TASK DESCRIPTION ▸ Print all the records below, word for word and in full.

+ + + + + + +

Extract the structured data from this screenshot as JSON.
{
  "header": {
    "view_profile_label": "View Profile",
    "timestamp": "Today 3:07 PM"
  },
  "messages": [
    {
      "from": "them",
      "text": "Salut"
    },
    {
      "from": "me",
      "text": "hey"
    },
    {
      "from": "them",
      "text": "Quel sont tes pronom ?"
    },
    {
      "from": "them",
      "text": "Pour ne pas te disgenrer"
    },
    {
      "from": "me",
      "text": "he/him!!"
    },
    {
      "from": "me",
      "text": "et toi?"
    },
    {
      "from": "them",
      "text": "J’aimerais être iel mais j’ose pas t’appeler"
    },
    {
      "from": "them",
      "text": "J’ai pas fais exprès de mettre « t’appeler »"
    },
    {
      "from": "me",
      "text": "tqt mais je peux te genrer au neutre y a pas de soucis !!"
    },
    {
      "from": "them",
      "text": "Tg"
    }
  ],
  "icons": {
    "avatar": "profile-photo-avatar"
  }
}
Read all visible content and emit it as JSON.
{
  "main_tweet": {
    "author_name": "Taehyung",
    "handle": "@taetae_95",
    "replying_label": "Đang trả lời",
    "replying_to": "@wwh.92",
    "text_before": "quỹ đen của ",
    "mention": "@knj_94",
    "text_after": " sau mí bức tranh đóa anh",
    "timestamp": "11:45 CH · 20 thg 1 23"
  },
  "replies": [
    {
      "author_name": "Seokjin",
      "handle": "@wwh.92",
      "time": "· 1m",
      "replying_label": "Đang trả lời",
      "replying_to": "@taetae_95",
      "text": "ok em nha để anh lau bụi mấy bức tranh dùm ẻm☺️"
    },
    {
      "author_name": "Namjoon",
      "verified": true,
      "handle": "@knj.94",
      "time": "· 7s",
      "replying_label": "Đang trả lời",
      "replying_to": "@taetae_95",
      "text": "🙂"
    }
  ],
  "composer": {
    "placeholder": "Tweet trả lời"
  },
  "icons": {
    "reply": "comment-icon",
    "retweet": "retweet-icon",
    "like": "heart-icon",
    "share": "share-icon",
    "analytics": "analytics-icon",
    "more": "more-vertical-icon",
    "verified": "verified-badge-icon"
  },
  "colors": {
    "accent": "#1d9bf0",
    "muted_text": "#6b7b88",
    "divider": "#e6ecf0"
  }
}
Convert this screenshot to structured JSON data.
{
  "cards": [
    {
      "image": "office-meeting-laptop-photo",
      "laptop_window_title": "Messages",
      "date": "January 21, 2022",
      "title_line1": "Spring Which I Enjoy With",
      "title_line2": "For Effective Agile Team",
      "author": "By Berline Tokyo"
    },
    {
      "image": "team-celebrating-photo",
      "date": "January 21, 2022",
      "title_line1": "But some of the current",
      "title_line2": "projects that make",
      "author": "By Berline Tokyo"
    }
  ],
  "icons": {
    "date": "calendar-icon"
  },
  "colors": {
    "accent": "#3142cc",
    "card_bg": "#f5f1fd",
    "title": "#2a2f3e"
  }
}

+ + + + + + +

YOUR RESPONSE ▸
Extract the structured data from this screenshot as JSON.
{
  "header": {
    "view_profile_label": "View Profile",
    "timestamp": "Today 3:07 PM"
  },
  "messages": [
    {
      "from": "them",
      "text": "Salut"
    },
    {
      "from": "me",
      "text": "hey"
    },
    {
      "from": "them",
      "text": "Quel sont tes pronom ?"
    },
    {
      "from": "them",
      "text": "Pour ne pas te disgenrer"
    },
    {
      "from": "me",
      "text": "he/him!!"
    },
    {
      "from": "me",
      "text": "et toi?"
    },
    {
      "from": "them",
      "text": "J’aimerais être iel mais j’ose pas t’appeler"
    },
    {
      "from": "them",
      "text": "J’ai pas fais exprès de mettre « t’appeler »"
    },
    {
      "from": "me",
      "text": "tqt mais je peux te genrer au neutre y a pas de soucis !!"
    },
    {
      "from": "them",
      "text": "Tg"
    }
  ],
  "icons": {
    "avatar": "profile-photo-avatar"
  }
}
Read all visible content and emit it as JSON.
{
  "main_tweet": {
    "author_name": "Taehyung",
    "handle": "@taetae_95",
    "replying_label": "Đang trả lời",
    "replying_to": "@wwh.92",
    "text_before": "quỹ đen của ",
    "mention": "@knj_94",
    "text_after": " sau mí bức tranh đóa anh",
    "timestamp": "11:45 CH · 20 thg 1 23"
  },
  "replies": [
    {
      "author_name": "Seokjin",
      "handle": "@wwh.92",
      "time": "· 1m",
      "replying_label": "Đang trả lời",
      "replying_to": "@taetae_95",
      "text": "ok em nha để anh lau bụi mấy bức tranh dùm ẻm☺️"
    },
    {
      "author_name": "Namjoon",
      "verified": true,
      "handle": "@knj.94",
      "time": "· 7s",
      "replying_label": "Đang trả lời",
      "replying_to": "@taetae_95",
      "text": "🙂"
    }
  ],
  "composer": {
    "placeholder": "Tweet trả lời"
  },
  "icons": {
    "reply": "comment-icon",
    "retweet": "retweet-icon",
    "like": "heart-icon",
    "share": "share-icon",
    "analytics": "analytics-icon",
    "more": "more-vertical-icon",
    "verified": "verified-badge-icon"
  },
  "colors": {
    "accent": "#1d9bf0",
    "muted_text": "#6b7b88",
    "divider": "#e6ecf0"
  }
}
Convert this screenshot to structured JSON data.
{
  "cards": [
    {
      "image": "office-meeting-laptop-photo",
      "laptop_window_title": "Messages",
      "date": "January 21, 2022",
      "title_line1": "Spring Which I Enjoy With",
      "title_line2": "For Effective Agile Team",
      "author": "By Berline Tokyo"
    },
    {
      "image": "team-celebrating-photo",
      "date": "January 21, 2022",
      "title_line1": "But some of the current",
      "title_line2": "projects that make",
      "author": "By Berline Tokyo"
    }
  ],
  "icons": {
    "date": "calendar-icon"
  },
  "colors": {
    "accent": "#3142cc",
    "card_bg": "#f5f1fd",
    "title": "#2a2f3e"
  }
}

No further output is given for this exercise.